### Problem description
Output all of the data exactly as it appears, but leave out any pictures it contains.

### Given records

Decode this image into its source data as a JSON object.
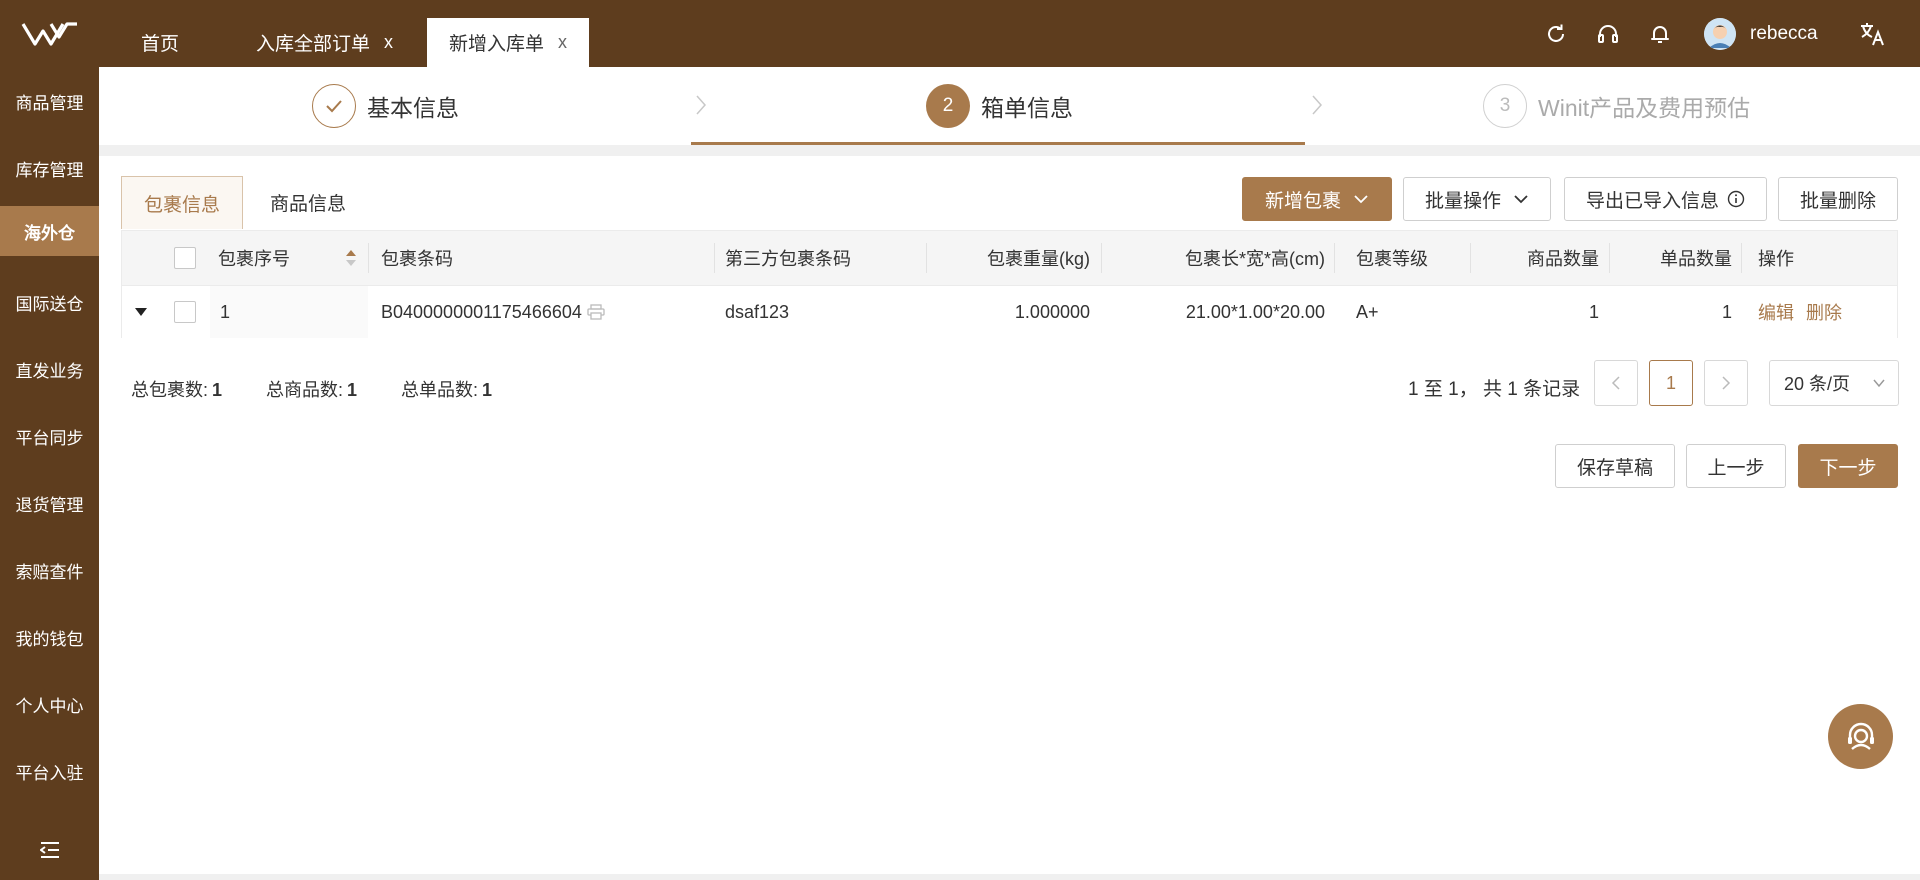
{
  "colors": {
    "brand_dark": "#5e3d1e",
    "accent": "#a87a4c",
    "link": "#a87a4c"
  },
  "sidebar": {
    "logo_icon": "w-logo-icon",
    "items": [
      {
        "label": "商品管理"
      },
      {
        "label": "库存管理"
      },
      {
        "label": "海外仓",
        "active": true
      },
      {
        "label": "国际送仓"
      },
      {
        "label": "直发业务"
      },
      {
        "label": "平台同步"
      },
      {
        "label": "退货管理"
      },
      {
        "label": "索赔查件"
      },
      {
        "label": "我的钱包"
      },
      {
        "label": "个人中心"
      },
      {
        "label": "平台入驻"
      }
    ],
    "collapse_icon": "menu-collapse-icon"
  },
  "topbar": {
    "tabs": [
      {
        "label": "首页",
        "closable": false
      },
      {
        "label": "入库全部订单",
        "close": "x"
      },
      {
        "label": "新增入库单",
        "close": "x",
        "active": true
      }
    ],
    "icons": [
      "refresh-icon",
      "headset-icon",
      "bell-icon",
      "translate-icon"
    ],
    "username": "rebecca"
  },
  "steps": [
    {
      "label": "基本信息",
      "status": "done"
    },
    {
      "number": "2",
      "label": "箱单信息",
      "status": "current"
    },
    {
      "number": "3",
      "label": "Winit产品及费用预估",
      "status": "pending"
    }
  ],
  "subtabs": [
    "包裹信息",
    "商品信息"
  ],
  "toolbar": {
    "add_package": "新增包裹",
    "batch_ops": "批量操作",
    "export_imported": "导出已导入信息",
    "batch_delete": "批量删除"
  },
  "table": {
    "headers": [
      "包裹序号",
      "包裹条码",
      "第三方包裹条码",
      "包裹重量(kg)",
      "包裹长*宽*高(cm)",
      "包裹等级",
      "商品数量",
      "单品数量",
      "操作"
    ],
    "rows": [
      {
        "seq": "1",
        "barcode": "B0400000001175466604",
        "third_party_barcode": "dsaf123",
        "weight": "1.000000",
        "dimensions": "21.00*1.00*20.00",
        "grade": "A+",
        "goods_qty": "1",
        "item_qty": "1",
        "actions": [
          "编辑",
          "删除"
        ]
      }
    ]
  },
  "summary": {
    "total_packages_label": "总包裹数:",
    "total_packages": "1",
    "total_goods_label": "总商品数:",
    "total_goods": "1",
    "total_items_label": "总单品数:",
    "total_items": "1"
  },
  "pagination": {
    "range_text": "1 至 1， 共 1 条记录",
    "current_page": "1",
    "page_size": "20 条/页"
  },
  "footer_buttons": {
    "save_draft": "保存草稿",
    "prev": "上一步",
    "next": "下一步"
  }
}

### Reply
Decode this image into its source data as a JSON object.
{
  "colors": {
    "brand_dark": "#5e3d1e",
    "accent": "#a87a4c",
    "link": "#a87a4c"
  },
  "sidebar": {
    "logo_icon": "w-logo-icon",
    "items": [
      {
        "label": "商品管理"
      },
      {
        "label": "库存管理"
      },
      {
        "label": "海外仓",
        "active": true
      },
      {
        "label": "国际送仓"
      },
      {
        "label": "直发业务"
      },
      {
        "label": "平台同步"
      },
      {
        "label": "退货管理"
      },
      {
        "label": "索赔查件"
      },
      {
        "label": "我的钱包"
      },
      {
        "label": "个人中心"
      },
      {
        "label": "平台入驻"
      }
    ],
    "collapse_icon": "menu-collapse-icon"
  },
  "topbar": {
    "tabs": [
      {
        "label": "首页",
        "closable": false
      },
      {
        "label": "入库全部订单",
        "close": "x"
      },
      {
        "label": "新增入库单",
        "close": "x",
        "active": true
      }
    ],
    "icons": [
      "refresh-icon",
      "headset-icon",
      "bell-icon",
      "translate-icon"
    ],
    "username": "rebecca"
  },
  "steps": [
    {
      "label": "基本信息",
      "status": "done"
    },
    {
      "number": "2",
      "label": "箱单信息",
      "status": "current"
    },
    {
      "number": "3",
      "label": "Winit产品及费用预估",
      "status": "pending"
    }
  ],
  "subtabs": [
    "包裹信息",
    "商品信息"
  ],
  "toolbar": {
    "add_package": "新增包裹",
    "batch_ops": "批量操作",
    "export_imported": "导出已导入信息",
    "batch_delete": "批量删除"
  },
  "table": {
    "headers": [
      "包裹序号",
      "包裹条码",
      "第三方包裹条码",
      "包裹重量(kg)",
      "包裹长*宽*高(cm)",
      "包裹等级",
      "商品数量",
      "单品数量",
      "操作"
    ],
    "rows": [
      {
        "seq": "1",
        "barcode": "B0400000001175466604",
        "third_party_barcode": "dsaf123",
        "weight": "1.000000",
        "dimensions": "21.00*1.00*20.00",
        "grade": "A+",
        "goods_qty": "1",
        "item_qty": "1",
        "actions": [
          "编辑",
          "删除"
        ]
      }
    ]
  },
  "summary": {
    "total_packages_label": "总包裹数:",
    "total_packages": "1",
    "total_goods_label": "总商品数:",
    "total_goods": "1",
    "total_items_label": "总单品数:",
    "total_items": "1"
  },
  "pagination": {
    "range_text": "1 至 1， 共 1 条记录",
    "current_page": "1",
    "page_size": "20 条/页"
  },
  "footer_buttons": {
    "save_draft": "保存草稿",
    "prev": "上一步",
    "next": "下一步"
  }
}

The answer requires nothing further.